In my own conducting days, Haydn held a special place in my heart, regularly finding his way onto the menu. Ever frustrated when the study score I was using failed to match the full score and the parts, I finally had the opportunity to prepare a performance of Symphony No. 104 using a facsimile of the original in Haydn’s hand. Not surprisingly, a few puzzles remained even after painstakingly reviewing every measure. Being pragmatic and busy, various bits of shorthand were employed to show doubling but not every case could be resolved conclusively. Instrumentation, dynamics and rests were also problematic: articulation was a minefield of dilemmas. Finally, the only way forward was thinking back on the twenty-six other symphonies I had conducted, employing my own “shortcut” strategies as a sometime composer and then letting my intuition and experience fill in the blanks. The resulting performances—necessarily—were in some ways like no other, but—details aside—unlocking the feeling and all that was intended but impossible to notate still remained the overarching goal. I felt closer than ever to the master—those listening would have to apply their own background and understanding to determine just how close this version came to approaching the ever-elusive truth.
These three symphonies, presented in the order in which they were recorded live over a three-year stint in the Philharmonic Baroque’s Berkley venue (First Congregational Church), are long on verve and enthusiasm yet short on razor-sharp ensemble and incredible spirit that fills every page in some fashion or other.
With the likes of George Szell’s recordings setting an incredible bar to this day (the demanding dynamo’s extra-special understanding of Haydn’s humour—who else can make a joke with modulations?, sense of balance (particularly being consistent with note lengths) and harmonic plan (once McGegan moves beyond his considerable ability to light a fire under the players and—as witness the finale of No. 101—ensure that the major cadences truly resolve, he may well move into the next plane of artistry), it’s a rare performance indeed that draws one thumbs up much less two.
In No. 104, the length of the frequent chords sporting fermatas is barely the time taken to play them without pause. Once launched the “Allegro” moves forward with conviction yet fails to arrive at critical harmonic incidents (often following the augmented sixth). The “Andante” is a breath of fresh air until the trumpets veer towards raucous punctuation. The “Menuetto” is the best movement of the opener, if a touch fast (always subjective) for my taste.

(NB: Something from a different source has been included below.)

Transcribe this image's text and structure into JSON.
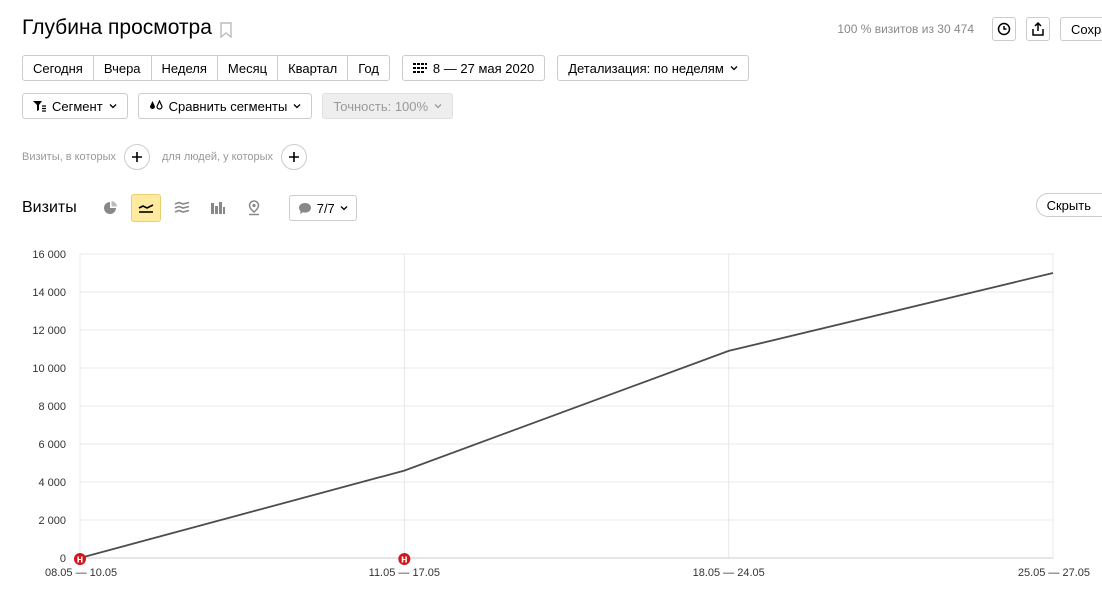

The benchmark “If Mozart is in the boudoir then Haydn’s at the pub” for the usual third-movement dances is more often true than not.
In many ways, Symphony No. 88 is the most convincing of the set. The orchestra and recording engineer (David v.R. Bowles) produce a marvellous ring and compelling string tone (the violins are superb in the “Finale”, if marred from time-to-time by a few wayward open strings—how “close” to place the microphones always offers hits and misses).
How much Beethoven gleaned from Haydn can be heard and felt in the opening measures of Symphony 101. McGegan creates a delectable aura of warm, liquid legato, raising the possibility that all that follows will be cut from the same dramatic cloth. Unfortunately, the ensuing “Presto” errs on the side of jolly rather than breathtakingly intense, taking the ear for a romp rather than an adventure. The famous clock is wound up too fast, leaving the full impact of the middle section’s mighty contrast for another day and letting the coda say a quick goodbye rather than reluctant adieu. Lifting after the slurs and a notch less speed would bring this “Menuetto” into the realm of greatness; a rock-steady tempo from the podium would pay huge dividends in the closing movement.
Viewed as a whole, McGegan gets so close to what isn’t seen, one can hardly wait for the next installment to discover if everything finally comes together. JWR